My social calendar has now got a few events on it to alleviate some of my loneliness.
Our good friends invited me out for a dinner with them Sunday night. They actually graciously invited me to spend a whole day with them, but I declined to inflict my general surliness on their poor souls for longer than a few hours.
Since I have to go to central London for the dinner, I figured I’d leave in the middle of the day and go to a gallery, or just aimlessly stroll around. I don’t expect that I will enjoy it a lot, but Natasha has been a bit lukewarm about visiting some of the places that I’d like to go to, so I might as well take a chance to satisfy my curiosity.
By the way, this outing will likely bring to an end my impressive rate of one post a day for this entire week.
On Monday, after work, I am playing nine holes of golf with an acquaintance.
And a week from Wednesday, I am going to Royal Albert Hall for a classical performance. It is part of the month-long yearly program called Proms that a developer who works for me has clued me in to. He planned to go with his girlfriend, and suggested that I might enjoy going as well. When I said that I certainly would not go by myself, he decided to invite me along with them. I figure I won’t be much in their way during the performance itself and probably will say my farewells immediately afterwards.
Tickets to the Proms are not easy to get, by the way. Our first choice of performance, featuring Tchaikovsky and Prokofiev, was sold out. We went for Strauss instead.
If there are just a couple of other interludes of this kind, I just might survive until my girls are back with me.
In other news, I’ve reached a startling revelation about my politics today. Well, maybe not really startling, but certainly a bit unexpected.
As most Russian-American emigrés do, I normally vote Republican in general elections. There is one overriding reason for that: I am strongly against big government and high taxes. But I’m also pro-choice and pro-gun control, which puts me into Democratic camp on at least a couple of major issues, which I have been admitting for quite a long time now. I even now support the notion of universal health care, having been exposed to the socialized system in UK, which by most accounts works remarkably well. Yet I cannot imagine myself voting for Hillary or Obama.
With a tip of the hat to my friend and colleague Brian (whom I seem to expropriate a lot of blogging ideas off lately), I went to this site to test my understanding of which current presidential candidates share my political views the most. The test is based on the data from 2decide.com and is certainly a gross over-simplification, but Brian’s own results were reasonably close to his “gut feel”, so I figured mine also would be a healthy mix of both parties.

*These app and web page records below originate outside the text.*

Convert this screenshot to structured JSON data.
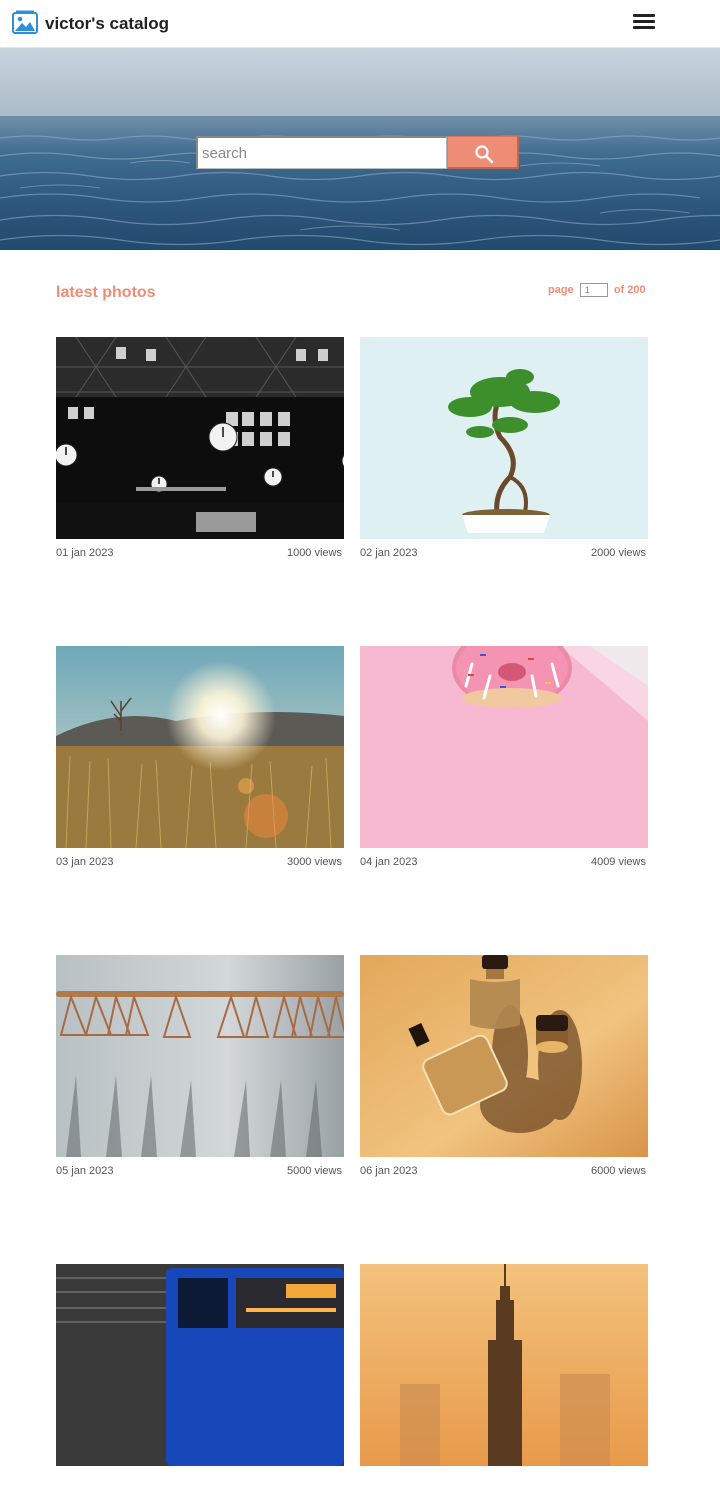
{
  "navbar": {
    "brand": "victor's catalog",
    "logo_icon": "image-gallery-icon",
    "menu_icon": "hamburger-menu-icon"
  },
  "search": {
    "placeholder": "search",
    "button_icon": "search-icon"
  },
  "section": {
    "title": "latest photos"
  },
  "pager": {
    "label": "page",
    "current": "1",
    "of_label": "of 200"
  },
  "photos": [
    {
      "date": "01 jan 2023",
      "views": "1000 views",
      "subject": "clocks"
    },
    {
      "date": "02 jan 2023",
      "views": "2000 views",
      "subject": "bonsai"
    },
    {
      "date": "03 jan 2023",
      "views": "3000 views",
      "subject": "sunset-field"
    },
    {
      "date": "04 jan 2023",
      "views": "4009 views",
      "subject": "donut"
    },
    {
      "date": "05 jan 2023",
      "views": "5000 views",
      "subject": "hangers"
    },
    {
      "date": "06 jan 2023",
      "views": "6000 views",
      "subject": "perfume"
    },
    {
      "date": "",
      "views": "",
      "subject": "bus"
    },
    {
      "date": "",
      "views": "",
      "subject": "skyline"
    }
  ],
  "colors": {
    "accent": "#ee8d76",
    "text": "#222222"
  }
}
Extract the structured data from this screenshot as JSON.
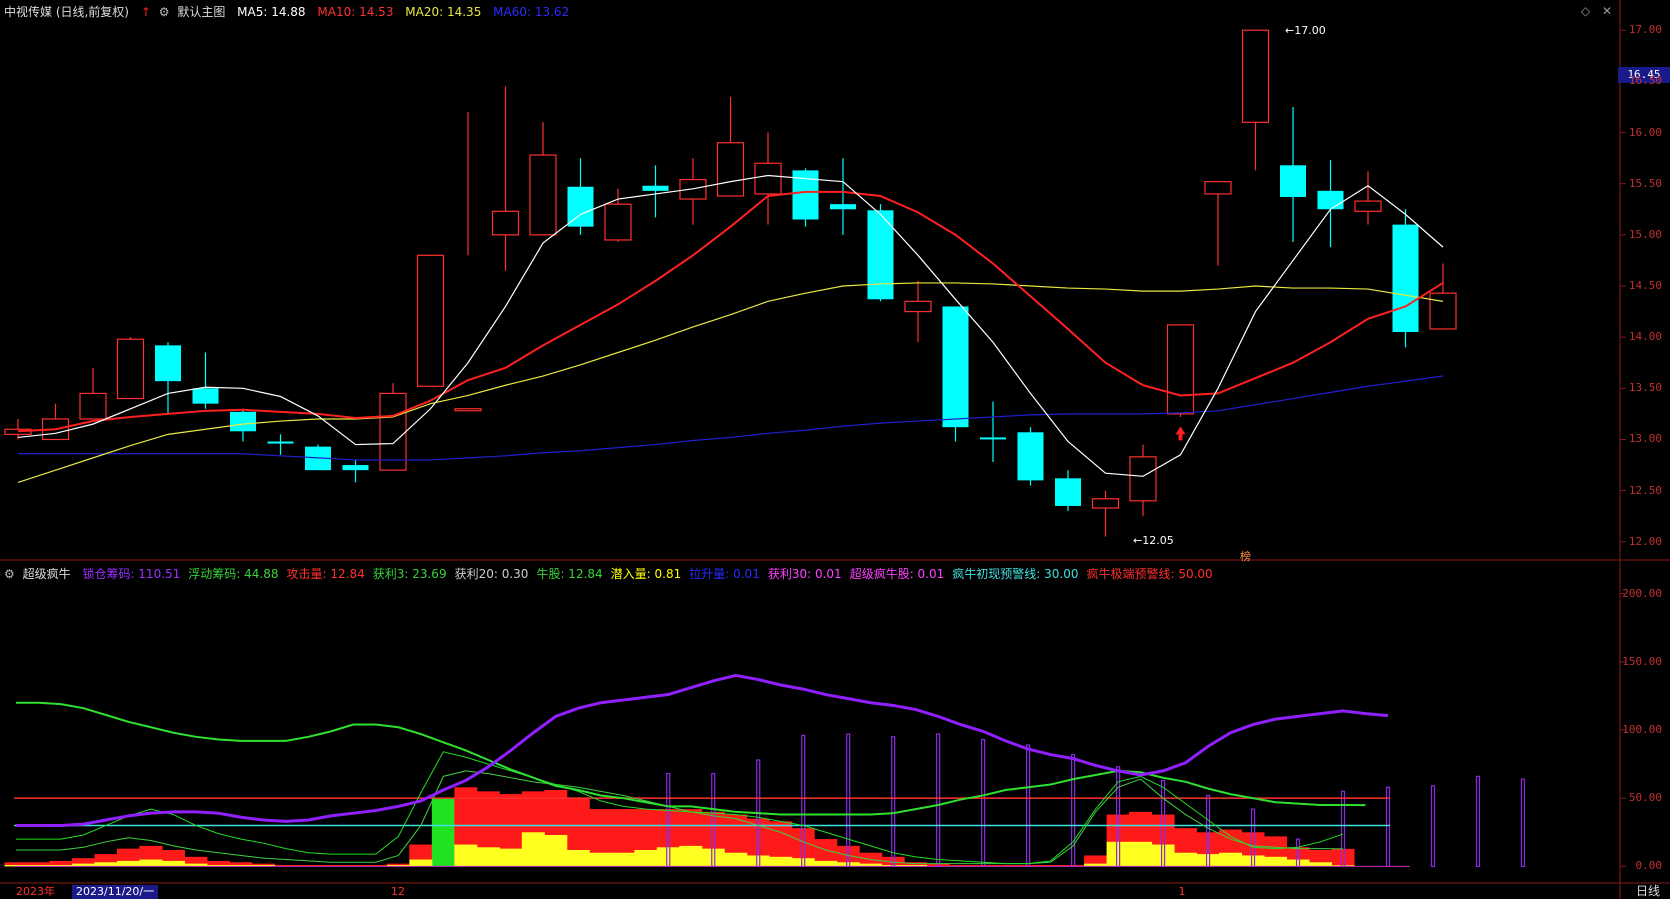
{
  "header": {
    "stock_title": "中视传媒 (日线,前复权)",
    "main_chart_label": "默认主图",
    "ma5": "MA5: 14.88",
    "ma10": "MA10: 14.53",
    "ma20": "MA20: 14.35",
    "ma60": "MA60: 13.62"
  },
  "sub_header": {
    "indicator_name": "超级疯牛",
    "items": [
      {
        "text": "锁仓筹码: 110.51",
        "color": "#9b30ff"
      },
      {
        "text": "浮动筹码: 44.88",
        "color": "#3ad23a"
      },
      {
        "text": "攻击量: 12.84",
        "color": "#ff3030"
      },
      {
        "text": "获利3: 23.69",
        "color": "#3ad23a"
      },
      {
        "text": "获利20: 0.30",
        "color": "#cccccc"
      },
      {
        "text": "牛股: 12.84",
        "color": "#3ad23a"
      },
      {
        "text": "潜入量: 0.81",
        "color": "#ffff00"
      },
      {
        "text": "拉升量: 0.01",
        "color": "#2a2aff"
      },
      {
        "text": "获利30: 0.01",
        "color": "#ff40ff"
      },
      {
        "text": "超级疯牛股: 0.01",
        "color": "#ff40ff"
      },
      {
        "text": "疯牛初现预警线: 30.00",
        "color": "#40e0e0"
      },
      {
        "text": "疯牛极端预警线: 50.00",
        "color": "#ff3030"
      }
    ]
  },
  "price_tag": "16.45",
  "annotations": {
    "high": "17.00",
    "low": "12.05",
    "badge": "榜"
  },
  "period_label": "日线",
  "dates": [
    {
      "label": "2023年",
      "idx": 0
    },
    {
      "label": "2023/11/20/一",
      "idx": 1.5
    },
    {
      "label": "12",
      "idx": 10
    },
    {
      "label": "1",
      "idx": 31
    }
  ],
  "colors": {
    "up": "#ff3030",
    "down": "#00ffff",
    "ma5": "#ffffff",
    "ma10": "#ff2020",
    "ma20": "#e8e840",
    "ma60": "#2020d0"
  },
  "chart_data": [
    {
      "type": "candlestick",
      "title": "中视传媒 (日线,前复权)",
      "ylim": [
        11.9,
        17.1
      ],
      "y_ticks": [
        12.0,
        12.5,
        13.0,
        13.5,
        14.0,
        14.5,
        15.0,
        15.5,
        16.0,
        16.5,
        17.0
      ],
      "candles": [
        {
          "o": 13.05,
          "h": 13.2,
          "l": 13.0,
          "c": 13.1
        },
        {
          "o": 13.0,
          "h": 13.35,
          "l": 13.0,
          "c": 13.2
        },
        {
          "o": 13.2,
          "h": 13.7,
          "l": 13.2,
          "c": 13.45
        },
        {
          "o": 13.4,
          "h": 14.0,
          "l": 13.4,
          "c": 13.98
        },
        {
          "o": 13.92,
          "h": 13.95,
          "l": 13.25,
          "c": 13.57
        },
        {
          "o": 13.5,
          "h": 13.85,
          "l": 13.3,
          "c": 13.35
        },
        {
          "o": 13.27,
          "h": 13.3,
          "l": 12.98,
          "c": 13.08
        },
        {
          "o": 12.98,
          "h": 13.05,
          "l": 12.85,
          "c": 12.96
        },
        {
          "o": 12.93,
          "h": 12.95,
          "l": 12.7,
          "c": 12.7
        },
        {
          "o": 12.75,
          "h": 12.8,
          "l": 12.58,
          "c": 12.7
        },
        {
          "o": 12.7,
          "h": 13.55,
          "l": 12.7,
          "c": 13.45
        },
        {
          "o": 13.52,
          "h": 14.8,
          "l": 13.52,
          "c": 14.8
        },
        {
          "o": 13.3,
          "h": 16.2,
          "l": 14.8,
          "c": 13.3
        },
        {
          "o": 15.0,
          "h": 16.45,
          "l": 14.65,
          "c": 15.23
        },
        {
          "o": 15.0,
          "h": 16.1,
          "l": 15.0,
          "c": 15.78
        },
        {
          "o": 15.47,
          "h": 15.75,
          "l": 15.0,
          "c": 15.08
        },
        {
          "o": 14.95,
          "h": 15.45,
          "l": 14.93,
          "c": 15.3
        },
        {
          "o": 15.48,
          "h": 15.68,
          "l": 15.17,
          "c": 15.43
        },
        {
          "o": 15.35,
          "h": 15.75,
          "l": 15.1,
          "c": 15.54
        },
        {
          "o": 15.38,
          "h": 16.35,
          "l": 15.38,
          "c": 15.9
        },
        {
          "o": 15.4,
          "h": 16.0,
          "l": 15.1,
          "c": 15.7
        },
        {
          "o": 15.63,
          "h": 15.65,
          "l": 15.08,
          "c": 15.15
        },
        {
          "o": 15.3,
          "h": 15.75,
          "l": 15.0,
          "c": 15.25
        },
        {
          "o": 15.24,
          "h": 15.3,
          "l": 14.35,
          "c": 14.37
        },
        {
          "o": 14.25,
          "h": 14.55,
          "l": 13.95,
          "c": 14.35
        },
        {
          "o": 14.3,
          "h": 14.3,
          "l": 12.98,
          "c": 13.12
        },
        {
          "o": 13.02,
          "h": 13.37,
          "l": 12.78,
          "c": 13.01
        },
        {
          "o": 13.07,
          "h": 13.12,
          "l": 12.55,
          "c": 12.6
        },
        {
          "o": 12.62,
          "h": 12.7,
          "l": 12.3,
          "c": 12.35
        },
        {
          "o": 12.33,
          "h": 12.5,
          "l": 12.05,
          "c": 12.42
        },
        {
          "o": 12.4,
          "h": 12.95,
          "l": 12.25,
          "c": 12.83
        },
        {
          "o": 13.25,
          "h": 14.12,
          "l": 13.22,
          "c": 14.12
        },
        {
          "o": 15.4,
          "h": 15.52,
          "l": 14.7,
          "c": 15.52
        },
        {
          "o": 16.1,
          "h": 17.0,
          "l": 15.63,
          "c": 17.0
        },
        {
          "o": 15.68,
          "h": 16.25,
          "l": 14.93,
          "c": 15.37
        },
        {
          "o": 15.43,
          "h": 15.73,
          "l": 14.88,
          "c": 15.25
        },
        {
          "o": 15.23,
          "h": 15.62,
          "l": 15.1,
          "c": 15.33
        },
        {
          "o": 15.1,
          "h": 15.25,
          "l": 13.9,
          "c": 14.05
        },
        {
          "o": 14.08,
          "h": 14.72,
          "l": 14.08,
          "c": 14.43
        }
      ],
      "ma5": [
        13.02,
        13.06,
        13.15,
        13.3,
        13.45,
        13.51,
        13.5,
        13.42,
        13.23,
        12.95,
        12.96,
        13.3,
        13.75,
        14.3,
        14.92,
        15.2,
        15.35,
        15.4,
        15.45,
        15.52,
        15.58,
        15.55,
        15.52,
        15.2,
        14.8,
        14.37,
        13.95,
        13.45,
        12.98,
        12.67,
        12.64,
        12.85,
        13.5,
        14.25,
        14.75,
        15.25,
        15.48,
        15.2,
        14.88
      ],
      "ma10": [
        13.08,
        13.1,
        13.18,
        13.22,
        13.25,
        13.28,
        13.29,
        13.27,
        13.25,
        13.21,
        13.23,
        13.38,
        13.58,
        13.7,
        13.92,
        14.12,
        14.32,
        14.55,
        14.8,
        15.08,
        15.38,
        15.42,
        15.42,
        15.38,
        15.22,
        15.0,
        14.72,
        14.4,
        14.08,
        13.75,
        13.53,
        13.43,
        13.45,
        13.6,
        13.75,
        13.95,
        14.18,
        14.3,
        14.53
      ],
      "ma20": [
        12.58,
        12.7,
        12.82,
        12.94,
        13.05,
        13.1,
        13.15,
        13.18,
        13.2,
        13.2,
        13.22,
        13.35,
        13.43,
        13.53,
        13.62,
        13.73,
        13.85,
        13.97,
        14.1,
        14.22,
        14.35,
        14.43,
        14.5,
        14.52,
        14.53,
        14.53,
        14.52,
        14.5,
        14.48,
        14.47,
        14.45,
        14.45,
        14.47,
        14.5,
        14.48,
        14.48,
        14.47,
        14.41,
        14.35
      ],
      "ma60": [
        12.86,
        12.86,
        12.86,
        12.86,
        12.86,
        12.86,
        12.86,
        12.84,
        12.82,
        12.8,
        12.8,
        12.8,
        12.82,
        12.84,
        12.87,
        12.89,
        12.92,
        12.95,
        12.99,
        13.02,
        13.06,
        13.09,
        13.13,
        13.16,
        13.18,
        13.2,
        13.22,
        13.24,
        13.25,
        13.25,
        13.25,
        13.26,
        13.28,
        13.34,
        13.4,
        13.46,
        13.52,
        13.57,
        13.62
      ]
    },
    {
      "type": "indicator",
      "title": "超级疯牛",
      "ylim": [
        -10,
        210
      ],
      "y_ticks": [
        0.0,
        50.0,
        100.0,
        150.0,
        200.0
      ],
      "lines": {
        "lock": [
          30,
          30,
          30,
          31,
          34,
          37,
          39,
          40,
          40,
          39,
          36,
          34,
          33,
          34,
          37,
          39,
          41,
          44,
          48,
          56,
          63,
          73,
          85,
          98,
          110,
          116,
          120,
          122,
          124,
          126,
          131,
          136,
          140,
          137,
          133,
          130,
          126,
          123,
          120,
          118,
          115,
          110,
          104,
          99,
          92,
          86,
          82,
          79,
          74,
          70,
          67,
          70,
          76,
          88,
          98,
          104,
          108,
          110,
          112,
          114,
          112,
          110.51
        ],
        "float": [
          120,
          120,
          119,
          116,
          111,
          106,
          102,
          98,
          95,
          93,
          92,
          92,
          92,
          95,
          99,
          104,
          104,
          102,
          97,
          91,
          85,
          78,
          71,
          65,
          59,
          56,
          52,
          50,
          47,
          44,
          44,
          42,
          40,
          39,
          38,
          38,
          38,
          38,
          38,
          39,
          42,
          45,
          49,
          52,
          56,
          58,
          60,
          64,
          67,
          70,
          69,
          65,
          62,
          57,
          53,
          50,
          47,
          46,
          45,
          45,
          44.88
        ],
        "profit3": [
          20,
          20,
          20,
          23,
          30,
          37,
          42,
          38,
          30,
          24,
          20,
          17,
          13,
          10,
          9,
          9,
          9,
          22,
          54,
          84,
          80,
          75,
          70,
          65,
          60,
          55,
          48,
          44,
          42,
          41,
          40,
          39,
          38,
          36,
          33,
          30,
          25,
          20,
          15,
          10,
          7,
          5,
          4,
          3,
          2,
          2,
          4,
          18,
          42,
          62,
          66,
          58,
          46,
          34,
          22,
          14,
          13,
          14,
          18,
          23.69
        ],
        "profit20": [
          12,
          12,
          12,
          14,
          18,
          21,
          19,
          15,
          12,
          10,
          8,
          6,
          5,
          4,
          3,
          3,
          3,
          8,
          30,
          66,
          70,
          68,
          65,
          62,
          60,
          58,
          55,
          52,
          48,
          44,
          40,
          37,
          35,
          30,
          25,
          18,
          12,
          8,
          5,
          3,
          2,
          2,
          2,
          2,
          2,
          2,
          3,
          15,
          40,
          58,
          64,
          50,
          38,
          28,
          20,
          15,
          14,
          13,
          13,
          12.84
        ]
      },
      "bars_red": [
        3,
        3,
        4,
        6,
        9,
        13,
        15,
        12,
        7,
        4,
        3,
        2,
        1,
        1,
        1,
        1,
        1,
        2,
        16,
        50,
        58,
        55,
        53,
        55,
        56,
        50,
        42,
        42,
        42,
        42,
        42,
        40,
        38,
        35,
        33,
        28,
        20,
        15,
        10,
        7,
        3,
        2,
        1,
        1,
        1,
        1,
        1,
        1,
        8,
        38,
        40,
        38,
        28,
        25,
        27,
        25,
        22,
        14,
        12,
        12.84
      ],
      "bars_yellow": [
        1,
        1,
        1,
        2,
        3,
        4,
        5,
        4,
        2,
        1,
        1,
        1,
        0,
        0,
        0,
        0,
        0,
        1,
        5,
        15,
        16,
        14,
        13,
        25,
        23,
        12,
        10,
        10,
        12,
        14,
        15,
        13,
        10,
        8,
        7,
        6,
        4,
        3,
        2,
        1,
        1,
        0,
        0,
        0,
        0,
        0,
        0,
        0,
        2,
        18,
        18,
        16,
        10,
        9,
        10,
        8,
        7,
        5,
        3,
        0.81
      ],
      "bars_green_idx": [
        19
      ],
      "spikes_purple": [
        {
          "i": 29,
          "v": 68
        },
        {
          "i": 31,
          "v": 68
        },
        {
          "i": 33,
          "v": 78
        },
        {
          "i": 35,
          "v": 96
        },
        {
          "i": 37,
          "v": 97
        },
        {
          "i": 39,
          "v": 95
        },
        {
          "i": 41,
          "v": 97
        },
        {
          "i": 43,
          "v": 93
        },
        {
          "i": 45,
          "v": 89
        },
        {
          "i": 47,
          "v": 82
        },
        {
          "i": 49,
          "v": 73
        },
        {
          "i": 51,
          "v": 63
        },
        {
          "i": 53,
          "v": 52
        },
        {
          "i": 55,
          "v": 42
        },
        {
          "i": 57,
          "v": 20
        },
        {
          "i": 59,
          "v": 55
        },
        {
          "i": 61,
          "v": 58
        },
        {
          "i": 63,
          "v": 59
        },
        {
          "i": 65,
          "v": 66
        },
        {
          "i": 67,
          "v": 64
        }
      ],
      "ref_lines": [
        {
          "label": "疯牛初现预警线",
          "value": 30,
          "color": "#40e0e0"
        },
        {
          "label": "疯牛极端预警线",
          "value": 50,
          "color": "#ff3030"
        }
      ]
    }
  ]
}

Ah… no!!! When my results displayed on the screen, all eight Democrats were on top and all nine Republicans below. Only McCain and Giuliani even managed to score in positive single digits. By contrast, five of the Democrats scored above healthy +20, indicating a rather close alignment with my views (I have just one disagreement with each of them).
Goes to show how truly apolitical I am, beyond my stated views on major issues. I certainly read news and magazines, catch an occasional debate, peruse political commentary, but I truly have very slight idea who espouses what views in the end. Otherwise, I would not be shocked to find that Rudi and I disagree on more items that we agree on.
Anyway, the winner was Biden, whom I turn out to have no disagreements with whatsoever. A respectable choice, but he’s not going to get the nomination, anyway. Hillary was just a point behind, with a single disagreement of middling importance…